Living the "Life of the Beloved"


I had heard things about Henri Nouwen over the years, and knew that I would enjoy reading his works - but there are so many other books to read that he didn't make it to the top of the list. This summer, I was feeling kind of lost. I wanted to rekindle the passion for Christ that I've had before, but that in the last year had been waning in the wake of moving to a new place, the loss of my grampa, and feeling as though some of my life goals were at odds with God's plans.

A friend of mine, Matt F., loves Nouwen, and had a devotional book with excerpts from him and as I read a few pages one morning, I knew that I had to read Nouwen this summer. I asked for Matt's favorite Nouwen book and he suggested the book I'm reviewing today: "Life of the Beloved: Spiritual Living in a Secular World."
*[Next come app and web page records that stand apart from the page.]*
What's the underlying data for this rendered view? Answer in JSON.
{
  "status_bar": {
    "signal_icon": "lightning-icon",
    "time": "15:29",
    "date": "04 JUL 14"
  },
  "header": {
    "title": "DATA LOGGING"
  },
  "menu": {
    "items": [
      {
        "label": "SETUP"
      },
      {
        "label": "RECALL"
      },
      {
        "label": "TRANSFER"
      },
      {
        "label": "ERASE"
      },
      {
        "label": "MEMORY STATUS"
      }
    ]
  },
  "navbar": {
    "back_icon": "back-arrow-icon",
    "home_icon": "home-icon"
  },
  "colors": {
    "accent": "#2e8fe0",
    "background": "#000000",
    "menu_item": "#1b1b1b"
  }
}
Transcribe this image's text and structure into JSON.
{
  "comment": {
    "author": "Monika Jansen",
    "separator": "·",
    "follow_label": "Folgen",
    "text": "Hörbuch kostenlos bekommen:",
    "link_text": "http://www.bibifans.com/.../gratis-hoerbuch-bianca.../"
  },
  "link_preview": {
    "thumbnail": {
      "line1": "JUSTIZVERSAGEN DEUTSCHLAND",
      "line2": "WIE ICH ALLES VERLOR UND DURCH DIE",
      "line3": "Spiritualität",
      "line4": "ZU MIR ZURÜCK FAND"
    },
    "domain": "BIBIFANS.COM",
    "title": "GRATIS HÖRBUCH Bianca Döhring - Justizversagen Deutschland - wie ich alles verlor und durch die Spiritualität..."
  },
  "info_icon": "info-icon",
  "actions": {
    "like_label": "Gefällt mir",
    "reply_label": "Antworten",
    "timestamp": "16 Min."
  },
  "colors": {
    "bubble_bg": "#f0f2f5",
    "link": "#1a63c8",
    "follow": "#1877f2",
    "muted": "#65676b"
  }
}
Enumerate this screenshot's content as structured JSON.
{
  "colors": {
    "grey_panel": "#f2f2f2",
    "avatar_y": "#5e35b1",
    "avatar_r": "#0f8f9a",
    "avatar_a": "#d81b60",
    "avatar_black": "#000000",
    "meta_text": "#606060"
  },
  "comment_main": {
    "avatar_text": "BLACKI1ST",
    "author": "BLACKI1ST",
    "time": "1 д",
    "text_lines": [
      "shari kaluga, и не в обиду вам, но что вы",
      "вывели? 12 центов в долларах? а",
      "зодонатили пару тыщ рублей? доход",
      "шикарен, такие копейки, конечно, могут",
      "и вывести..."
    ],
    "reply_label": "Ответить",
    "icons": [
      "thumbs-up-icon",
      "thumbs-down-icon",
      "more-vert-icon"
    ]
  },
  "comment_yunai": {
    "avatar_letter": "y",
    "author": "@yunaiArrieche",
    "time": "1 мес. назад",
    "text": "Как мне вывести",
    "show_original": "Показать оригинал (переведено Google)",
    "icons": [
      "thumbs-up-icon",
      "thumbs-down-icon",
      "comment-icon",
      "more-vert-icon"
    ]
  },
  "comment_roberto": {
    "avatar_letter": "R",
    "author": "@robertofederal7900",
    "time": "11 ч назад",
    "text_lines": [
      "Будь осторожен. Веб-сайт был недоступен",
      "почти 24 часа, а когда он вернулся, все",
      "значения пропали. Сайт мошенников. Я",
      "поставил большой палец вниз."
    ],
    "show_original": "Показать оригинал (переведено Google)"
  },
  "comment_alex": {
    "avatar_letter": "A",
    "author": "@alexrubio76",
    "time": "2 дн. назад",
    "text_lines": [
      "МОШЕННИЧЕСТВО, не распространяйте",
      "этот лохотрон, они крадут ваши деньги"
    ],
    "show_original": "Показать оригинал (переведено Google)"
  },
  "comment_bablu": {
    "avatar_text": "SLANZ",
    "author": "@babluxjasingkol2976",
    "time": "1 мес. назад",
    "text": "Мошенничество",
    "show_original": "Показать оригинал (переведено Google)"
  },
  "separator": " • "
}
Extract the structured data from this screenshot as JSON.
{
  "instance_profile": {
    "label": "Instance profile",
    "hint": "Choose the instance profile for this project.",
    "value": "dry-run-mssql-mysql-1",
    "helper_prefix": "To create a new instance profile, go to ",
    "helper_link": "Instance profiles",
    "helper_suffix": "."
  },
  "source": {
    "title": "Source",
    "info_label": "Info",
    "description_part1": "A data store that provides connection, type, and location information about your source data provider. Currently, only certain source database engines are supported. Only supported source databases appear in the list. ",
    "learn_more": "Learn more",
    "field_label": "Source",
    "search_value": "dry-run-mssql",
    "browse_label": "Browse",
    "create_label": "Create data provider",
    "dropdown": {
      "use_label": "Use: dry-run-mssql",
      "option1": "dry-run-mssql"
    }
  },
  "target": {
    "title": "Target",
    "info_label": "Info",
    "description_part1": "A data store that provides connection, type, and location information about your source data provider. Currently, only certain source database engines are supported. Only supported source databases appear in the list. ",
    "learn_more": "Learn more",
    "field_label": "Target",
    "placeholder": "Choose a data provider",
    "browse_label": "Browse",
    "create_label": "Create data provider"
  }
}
Nouwen wrote this book for a Jewish friend of his, who had asked Henri to write something for him and his secular friends. Henri undertook to write a book that expressed the heart of Christianity and that in some ways would lead these men and women to a better understanding of God's love for them, and eventually to Christ. What I found when reading it was a powerful reminder of how loved I am by God and who I was created to be in Christ.

The book is broken up into three parts: Being the Beloved, Becoming the Beloved, and Living as the Beloved. Ultimately, the book presents a portrait of the Eucharist - and then applies that portrait to each of us. Here's a brief idea of how he talks about it, with a quote or two from each section to give you an idea.

First, remembering that we are TAKEN - that God claims us as his own, he grasps hold of us - like Jesus grasped hold of the bread.
"When you lose touch with your chosenness, you expose yourself to the temptation of self-rejection, and that temptation undermines the possibility of ever growing as the Beloved." (p.56) ~ boy, this had been my experience this year, and at this moment, I knew that my appointment with this book was divine.

Next, we are BLESSED - God's complete and total love for us, the fact, in grace, that we can never lose God's love and blessing for us - like Jesus raising the bread to heaven and blessings it.
"I tell you this because I know how moody you and I can be. One day we feel great, the next we feel miserable. One day we are full of new ideas, the next everything looks bleak and dull. One day we think we can take on the whole world, but the next even a little request seems to much for us. These moods swings show that we no longer hear the blessing that was heard by Abraham and Sarah, Isaac and Rebecca, Jacob, Leah and Rachel, and Jesus of Nazareth and that we, too, are to hear. When we are thrown up and down by the little waves on the surface of our existence, we become easy victims of our manipulative world, but when we continue to hear the deep gentle voice that blesses us, we can walk through life with a stable sense of well-being and true beloning." (p. 73)

Third, we are BROKEN - God allows us to be broken; to experience hurt and pain, to be humbled - like Jesus breaking the bread.
"Yes, we have to find the courage to embrace our own brokenness, to make our most feared enemy into a friend, and to claim it as an intimate companion." (p. 93)

Finally, we are GIVEN - God uses us, in our broken humanness, to feed others - like Jesus serving the bread.
"Our greatest fulfillment lies in giving ourselves to others." (p. 106)

I chose to read this little book (less than 150 pages) one chapter per morning. Each day I would read and reflect, and - well frankly - weep. But a good weeping; a weeping which led me to peace in my spirit, and to a rejuvenated sense of self. This book helped me to remember God's love for me, and to see my own ability to bring God's love to others. It also reminded me that the joys and pains of life are intimately intertwined - and that its OK to live deeply this way. As you read it, may the Lord use it to breathe his love and blessing deeply into your life and then into the lives of others around you.

3 comments:

Shannon R Dean said...

Thanks for sharing that! I haven't read this one, but apparently, I need to add it to the list!

Liz said...

Love, love, love this book! Need to read it annually!

victorious03 said...

love that book. the eucharist is so powerful and fundamental to our faith.